INSTRUCTIONS FOR THE TASK => Every single entry should be printed exactly.

Entries taken from a collection
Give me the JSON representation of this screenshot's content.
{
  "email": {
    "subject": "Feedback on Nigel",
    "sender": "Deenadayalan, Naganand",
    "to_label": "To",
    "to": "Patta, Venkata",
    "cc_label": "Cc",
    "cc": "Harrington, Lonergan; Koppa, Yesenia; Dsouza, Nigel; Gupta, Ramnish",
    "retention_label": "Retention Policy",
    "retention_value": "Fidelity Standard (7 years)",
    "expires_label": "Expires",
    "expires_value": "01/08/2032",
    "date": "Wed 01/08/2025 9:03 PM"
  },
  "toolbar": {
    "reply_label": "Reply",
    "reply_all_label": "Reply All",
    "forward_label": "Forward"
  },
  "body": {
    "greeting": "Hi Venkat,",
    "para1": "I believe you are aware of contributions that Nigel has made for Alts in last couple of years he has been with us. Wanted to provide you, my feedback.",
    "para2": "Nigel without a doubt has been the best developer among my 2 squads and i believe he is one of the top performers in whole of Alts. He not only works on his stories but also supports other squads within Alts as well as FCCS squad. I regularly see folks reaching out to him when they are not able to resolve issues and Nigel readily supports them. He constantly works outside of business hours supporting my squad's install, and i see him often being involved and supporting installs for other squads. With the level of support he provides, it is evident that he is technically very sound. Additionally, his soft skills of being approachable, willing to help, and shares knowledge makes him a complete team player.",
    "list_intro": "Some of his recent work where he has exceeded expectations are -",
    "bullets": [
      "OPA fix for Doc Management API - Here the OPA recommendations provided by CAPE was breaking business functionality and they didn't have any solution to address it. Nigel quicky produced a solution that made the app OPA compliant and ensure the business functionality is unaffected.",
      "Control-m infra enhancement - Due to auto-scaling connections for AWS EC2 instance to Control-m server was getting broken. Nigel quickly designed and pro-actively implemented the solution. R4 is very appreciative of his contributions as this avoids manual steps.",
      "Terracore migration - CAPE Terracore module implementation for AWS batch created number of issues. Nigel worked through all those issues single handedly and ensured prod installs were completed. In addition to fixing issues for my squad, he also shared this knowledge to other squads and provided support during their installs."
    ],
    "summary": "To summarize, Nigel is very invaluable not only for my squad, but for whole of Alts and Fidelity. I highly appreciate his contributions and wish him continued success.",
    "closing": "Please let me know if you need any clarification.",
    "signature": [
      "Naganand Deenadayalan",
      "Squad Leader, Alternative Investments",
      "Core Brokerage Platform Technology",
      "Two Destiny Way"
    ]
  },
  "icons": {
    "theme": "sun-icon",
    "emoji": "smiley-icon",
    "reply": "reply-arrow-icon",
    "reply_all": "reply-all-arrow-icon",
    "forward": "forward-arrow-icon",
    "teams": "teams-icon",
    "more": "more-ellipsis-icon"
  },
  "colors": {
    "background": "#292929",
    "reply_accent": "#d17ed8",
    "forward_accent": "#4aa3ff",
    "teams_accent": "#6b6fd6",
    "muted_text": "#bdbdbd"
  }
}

EXERCISE RESULT =>
Give me the JSON representation of this screenshot's content.
{
  "email": {
    "subject": "Feedback on Nigel",
    "sender": "Deenadayalan, Naganand",
    "to_label": "To",
    "to": "Patta, Venkata",
    "cc_label": "Cc",
    "cc": "Harrington, Lonergan; Koppa, Yesenia; Dsouza, Nigel; Gupta, Ramnish",
    "retention_label": "Retention Policy",
    "retention_value": "Fidelity Standard (7 years)",
    "expires_label": "Expires",
    "expires_value": "01/08/2032",
    "date": "Wed 01/08/2025 9:03 PM"
  },
  "toolbar": {
    "reply_label": "Reply",
    "reply_all_label": "Reply All",
    "forward_label": "Forward"
  },
  "body": {
    "greeting": "Hi Venkat,",
    "para1": "I believe you are aware of contributions that Nigel has made for Alts in last couple of years he has been with us. Wanted to provide you, my feedback.",
    "para2": "Nigel without a doubt has been the best developer among my 2 squads and i believe he is one of the top performers in whole of Alts. He not only works on his stories but also supports other squads within Alts as well as FCCS squad. I regularly see folks reaching out to him when they are not able to resolve issues and Nigel readily supports them. He constantly works outside of business hours supporting my squad's install, and i see him often being involved and supporting installs for other squads. With the level of support he provides, it is evident that he is technically very sound. Additionally, his soft skills of being approachable, willing to help, and shares knowledge makes him a complete team player.",
    "list_intro": "Some of his recent work where he has exceeded expectations are -",
    "bullets": [
      "OPA fix for Doc Management API - Here the OPA recommendations provided by CAPE was breaking business functionality and they didn't have any solution to address it. Nigel quicky produced a solution that made the app OPA compliant and ensure the business functionality is unaffected.",
      "Control-m infra enhancement - Due to auto-scaling connections for AWS EC2 instance to Control-m server was getting broken. Nigel quickly designed and pro-actively implemented the solution. R4 is very appreciative of his contributions as this avoids manual steps.",
      "Terracore migration - CAPE Terracore module implementation for AWS batch created number of issues. Nigel worked through all those issues single handedly and ensured prod installs were completed. In addition to fixing issues for my squad, he also shared this knowledge to other squads and provided support during their installs."
    ],
    "summary": "To summarize, Nigel is very invaluable not only for my squad, but for whole of Alts and Fidelity. I highly appreciate his contributions and wish him continued success.",
    "closing": "Please let me know if you need any clarification.",
    "signature": [
      "Naganand Deenadayalan",
      "Squad Leader, Alternative Investments",
      "Core Brokerage Platform Technology",
      "Two Destiny Way"
    ]
  },
  "icons": {
    "theme": "sun-icon",
    "emoji": "smiley-icon",
    "reply": "reply-arrow-icon",
    "reply_all": "reply-all-arrow-icon",
    "forward": "forward-arrow-icon",
    "teams": "teams-icon",
    "more": "more-ellipsis-icon"
  },
  "colors": {
    "background": "#292929",
    "reply_accent": "#d17ed8",
    "forward_accent": "#4aa3ff",
    "teams_accent": "#6b6fd6",
    "muted_text": "#bdbdbd"
  }
}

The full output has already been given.